Distributing Over-The-Counter Medications To Clients

Q: The new medical advisor of our guiding company has advised us not to distribute over-the-counter medication to our clients. What is your opinion? Technically, one could argue that giving medication under these circumstances (paid guide giving to a client, non-family member) could be considered practicing medicine without a license.  Many school nurses are prohibited from dispensing… Read more »

Finding a Medical Advisor for your Outdoor Program

A medical advisor can and should be an integral part of your risk management team, not just the person who writes prescriptions for epinephrine. Functions could include review and advice on policies that have to do with safety, medical management and treatment protocols. If you do any screening, an adviser can also give some guidance… Read more »

Tractions Splints in Wilderness Medicine
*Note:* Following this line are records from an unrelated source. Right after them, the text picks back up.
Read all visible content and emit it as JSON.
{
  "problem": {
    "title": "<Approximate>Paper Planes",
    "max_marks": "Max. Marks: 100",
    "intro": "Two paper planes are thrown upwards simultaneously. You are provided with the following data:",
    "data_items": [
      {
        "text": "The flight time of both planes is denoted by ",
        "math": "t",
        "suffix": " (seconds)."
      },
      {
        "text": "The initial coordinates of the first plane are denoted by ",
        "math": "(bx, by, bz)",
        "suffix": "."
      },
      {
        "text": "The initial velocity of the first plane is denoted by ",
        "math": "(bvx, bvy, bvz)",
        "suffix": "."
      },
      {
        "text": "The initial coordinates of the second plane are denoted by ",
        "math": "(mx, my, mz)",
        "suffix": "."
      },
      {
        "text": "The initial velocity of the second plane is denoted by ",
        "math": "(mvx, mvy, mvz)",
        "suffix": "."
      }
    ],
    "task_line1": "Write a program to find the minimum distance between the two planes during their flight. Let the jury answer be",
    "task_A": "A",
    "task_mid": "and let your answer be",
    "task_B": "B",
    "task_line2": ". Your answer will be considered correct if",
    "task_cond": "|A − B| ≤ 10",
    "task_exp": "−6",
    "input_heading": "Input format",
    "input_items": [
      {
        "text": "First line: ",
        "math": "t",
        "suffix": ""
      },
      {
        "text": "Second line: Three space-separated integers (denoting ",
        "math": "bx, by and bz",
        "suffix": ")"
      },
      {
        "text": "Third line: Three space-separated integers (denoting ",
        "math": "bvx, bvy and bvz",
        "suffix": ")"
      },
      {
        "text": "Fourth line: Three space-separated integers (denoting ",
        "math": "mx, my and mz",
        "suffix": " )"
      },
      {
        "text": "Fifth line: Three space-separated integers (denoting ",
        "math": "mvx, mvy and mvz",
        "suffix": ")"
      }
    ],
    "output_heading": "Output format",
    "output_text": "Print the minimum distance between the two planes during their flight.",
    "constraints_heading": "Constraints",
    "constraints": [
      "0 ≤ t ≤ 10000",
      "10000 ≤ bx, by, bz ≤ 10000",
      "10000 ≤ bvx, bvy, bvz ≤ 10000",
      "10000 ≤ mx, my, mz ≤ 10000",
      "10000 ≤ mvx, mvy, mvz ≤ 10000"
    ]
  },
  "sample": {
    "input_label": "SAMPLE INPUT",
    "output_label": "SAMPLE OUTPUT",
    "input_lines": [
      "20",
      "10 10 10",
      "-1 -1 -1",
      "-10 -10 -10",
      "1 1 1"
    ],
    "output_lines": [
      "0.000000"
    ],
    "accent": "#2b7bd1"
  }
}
Femur fractures are serious injuries that usually occur as the result of significant forces. A full assessment, focusing on critical system problems and their stabilization is the crucial first step.

Effective stabilization of femur injuries will help alleviate pain and decrease the possibility of complications. I believe that either a vacuum splint or good padding in a stable carrying device does a good job of providing both.

Although there is no literature supporting their efficacy in the prehospital setting, a commercial traction splint can be a useful tool when applied by a skilled practitioner who receives periodic training on a particular device and/or uses it during rescues or EMS calls. They should not be left on for a prolonged period of time (e.g., greater than 2 hours) unless limb neurovascular integrity and splint tension can be monitored properly and regularly.

Regardless, these are painful injuries. All require the administration of analgesics.